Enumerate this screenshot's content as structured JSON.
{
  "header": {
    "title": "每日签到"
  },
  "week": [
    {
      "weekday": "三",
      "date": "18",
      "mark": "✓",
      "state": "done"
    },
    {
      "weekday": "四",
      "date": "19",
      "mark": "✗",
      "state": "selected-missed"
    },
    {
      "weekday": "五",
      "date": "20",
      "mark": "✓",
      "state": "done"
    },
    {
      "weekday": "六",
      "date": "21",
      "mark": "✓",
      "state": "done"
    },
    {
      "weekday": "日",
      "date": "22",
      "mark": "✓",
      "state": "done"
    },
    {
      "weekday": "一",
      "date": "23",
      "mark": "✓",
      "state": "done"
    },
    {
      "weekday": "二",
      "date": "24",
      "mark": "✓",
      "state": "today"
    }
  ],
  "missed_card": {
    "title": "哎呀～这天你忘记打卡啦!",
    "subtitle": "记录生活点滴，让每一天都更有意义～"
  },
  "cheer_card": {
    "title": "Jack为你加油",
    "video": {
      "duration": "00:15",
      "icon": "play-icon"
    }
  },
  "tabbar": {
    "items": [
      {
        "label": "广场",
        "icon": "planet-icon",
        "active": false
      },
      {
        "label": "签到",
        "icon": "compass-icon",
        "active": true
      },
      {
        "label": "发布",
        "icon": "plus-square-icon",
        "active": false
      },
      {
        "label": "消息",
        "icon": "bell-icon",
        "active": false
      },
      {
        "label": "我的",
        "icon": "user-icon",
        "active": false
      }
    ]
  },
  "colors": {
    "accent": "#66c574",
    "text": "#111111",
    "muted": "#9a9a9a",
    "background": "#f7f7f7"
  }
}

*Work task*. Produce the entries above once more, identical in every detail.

*Written reply*.
Enumerate this screenshot's content as structured JSON.
{
  "header": {
    "title": "每日签到"
  },
  "week": [
    {
      "weekday": "三",
      "date": "18",
      "mark": "✓",
      "state": "done"
    },
    {
      "weekday": "四",
      "date": "19",
      "mark": "✗",
      "state": "selected-missed"
    },
    {
      "weekday": "五",
      "date": "20",
      "mark": "✓",
      "state": "done"
    },
    {
      "weekday": "六",
      "date": "21",
      "mark": "✓",
      "state": "done"
    },
    {
      "weekday": "日",
      "date": "22",
      "mark": "✓",
      "state": "done"
    },
    {
      "weekday": "一",
      "date": "23",
      "mark": "✓",
      "state": "done"
    },
    {
      "weekday": "二",
      "date": "24",
      "mark": "✓",
      "state": "today"
    }
  ],
  "missed_card": {
    "title": "哎呀～这天你忘记打卡啦!",
    "subtitle": "记录生活点滴，让每一天都更有意义～"
  },
  "cheer_card": {
    "title": "Jack为你加油",
    "video": {
      "duration": "00:15",
      "icon": "play-icon"
    }
  },
  "tabbar": {
    "items": [
      {
        "label": "广场",
        "icon": "planet-icon",
        "active": false
      },
      {
        "label": "签到",
        "icon": "compass-icon",
        "active": true
      },
      {
        "label": "发布",
        "icon": "plus-square-icon",
        "active": false
      },
      {
        "label": "消息",
        "icon": "bell-icon",
        "active": false
      },
      {
        "label": "我的",
        "icon": "user-icon",
        "active": false
      }
    ]
  },
  "colors": {
    "accent": "#66c574",
    "text": "#111111",
    "muted": "#9a9a9a",
    "background": "#f7f7f7"
  }
}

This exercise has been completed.